[Interface dataset entries]

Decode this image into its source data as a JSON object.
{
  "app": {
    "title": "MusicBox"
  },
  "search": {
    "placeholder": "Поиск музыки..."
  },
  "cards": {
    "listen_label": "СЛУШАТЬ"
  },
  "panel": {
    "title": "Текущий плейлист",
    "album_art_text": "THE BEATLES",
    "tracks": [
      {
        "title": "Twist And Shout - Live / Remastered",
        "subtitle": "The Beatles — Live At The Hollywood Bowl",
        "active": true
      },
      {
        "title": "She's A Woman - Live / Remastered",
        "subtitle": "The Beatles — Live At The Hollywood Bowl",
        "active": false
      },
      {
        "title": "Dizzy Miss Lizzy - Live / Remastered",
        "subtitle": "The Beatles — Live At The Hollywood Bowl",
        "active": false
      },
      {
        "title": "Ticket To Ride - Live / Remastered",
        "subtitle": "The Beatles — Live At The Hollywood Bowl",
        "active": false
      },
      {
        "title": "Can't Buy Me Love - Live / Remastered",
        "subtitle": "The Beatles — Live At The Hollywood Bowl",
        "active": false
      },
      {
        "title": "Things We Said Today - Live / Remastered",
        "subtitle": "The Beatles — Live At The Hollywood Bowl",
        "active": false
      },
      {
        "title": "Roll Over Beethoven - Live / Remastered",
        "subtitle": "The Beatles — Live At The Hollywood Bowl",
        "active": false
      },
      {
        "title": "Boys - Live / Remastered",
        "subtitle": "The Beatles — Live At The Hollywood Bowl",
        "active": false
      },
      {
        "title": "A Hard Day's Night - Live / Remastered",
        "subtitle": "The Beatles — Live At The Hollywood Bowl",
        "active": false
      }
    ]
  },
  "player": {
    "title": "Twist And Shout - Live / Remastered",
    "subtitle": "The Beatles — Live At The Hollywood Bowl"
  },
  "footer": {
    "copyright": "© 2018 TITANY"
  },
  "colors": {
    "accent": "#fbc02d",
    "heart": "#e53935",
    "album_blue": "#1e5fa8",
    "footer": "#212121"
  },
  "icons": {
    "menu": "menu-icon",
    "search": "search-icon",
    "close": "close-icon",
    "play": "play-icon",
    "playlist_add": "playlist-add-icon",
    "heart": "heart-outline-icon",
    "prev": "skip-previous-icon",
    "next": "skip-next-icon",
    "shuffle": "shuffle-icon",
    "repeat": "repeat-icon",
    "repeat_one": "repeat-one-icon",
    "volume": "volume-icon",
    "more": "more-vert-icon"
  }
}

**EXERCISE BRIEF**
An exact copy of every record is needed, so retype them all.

**WRITTEN SOLUTION**
Decode this image into its source data as a JSON object.
{
  "app": {
    "title": "MusicBox"
  },
  "search": {
    "placeholder": "Поиск музыки..."
  },
  "cards": {
    "listen_label": "СЛУШАТЬ"
  },
  "panel": {
    "title": "Текущий плейлист",
    "album_art_text": "THE BEATLES",
    "tracks": [
      {
        "title": "Twist And Shout - Live / Remastered",
        "subtitle": "The Beatles — Live At The Hollywood Bowl",
        "active": true
      },
      {
        "title": "She's A Woman - Live / Remastered",
        "subtitle": "The Beatles — Live At The Hollywood Bowl",
        "active": false
      },
      {
        "title": "Dizzy Miss Lizzy - Live / Remastered",
        "subtitle": "The Beatles — Live At The Hollywood Bowl",
        "active": false
      },
      {
        "title": "Ticket To Ride - Live / Remastered",
        "subtitle": "The Beatles — Live At The Hollywood Bowl",
        "active": false
      },
      {
        "title": "Can't Buy Me Love - Live / Remastered",
        "subtitle": "The Beatles — Live At The Hollywood Bowl",
        "active": false
      },
      {
        "title": "Things We Said Today - Live / Remastered",
        "subtitle": "The Beatles — Live At The Hollywood Bowl",
        "active": false
      },
      {
        "title": "Roll Over Beethoven - Live / Remastered",
        "subtitle": "The Beatles — Live At The Hollywood Bowl",
        "active": false
      },
      {
        "title": "Boys - Live / Remastered",
        "subtitle": "The Beatles — Live At The Hollywood Bowl",
        "active": false
      },
      {
        "title": "A Hard Day's Night - Live / Remastered",
        "subtitle": "The Beatles — Live At The Hollywood Bowl",
        "active": false
      }
    ]
  },
  "player": {
    "title": "Twist And Shout - Live / Remastered",
    "subtitle": "The Beatles — Live At The Hollywood Bowl"
  },
  "footer": {
    "copyright": "© 2018 TITANY"
  },
  "colors": {
    "accent": "#fbc02d",
    "heart": "#e53935",
    "album_blue": "#1e5fa8",
    "footer": "#212121"
  },
  "icons": {
    "menu": "menu-icon",
    "search": "search-icon",
    "close": "close-icon",
    "play": "play-icon",
    "playlist_add": "playlist-add-icon",
    "heart": "heart-outline-icon",
    "prev": "skip-previous-icon",
    "next": "skip-next-icon",
    "shuffle": "shuffle-icon",
    "repeat": "repeat-icon",
    "repeat_one": "repeat-one-icon",
    "volume": "volume-icon",
    "more": "more-vert-icon"
  }
}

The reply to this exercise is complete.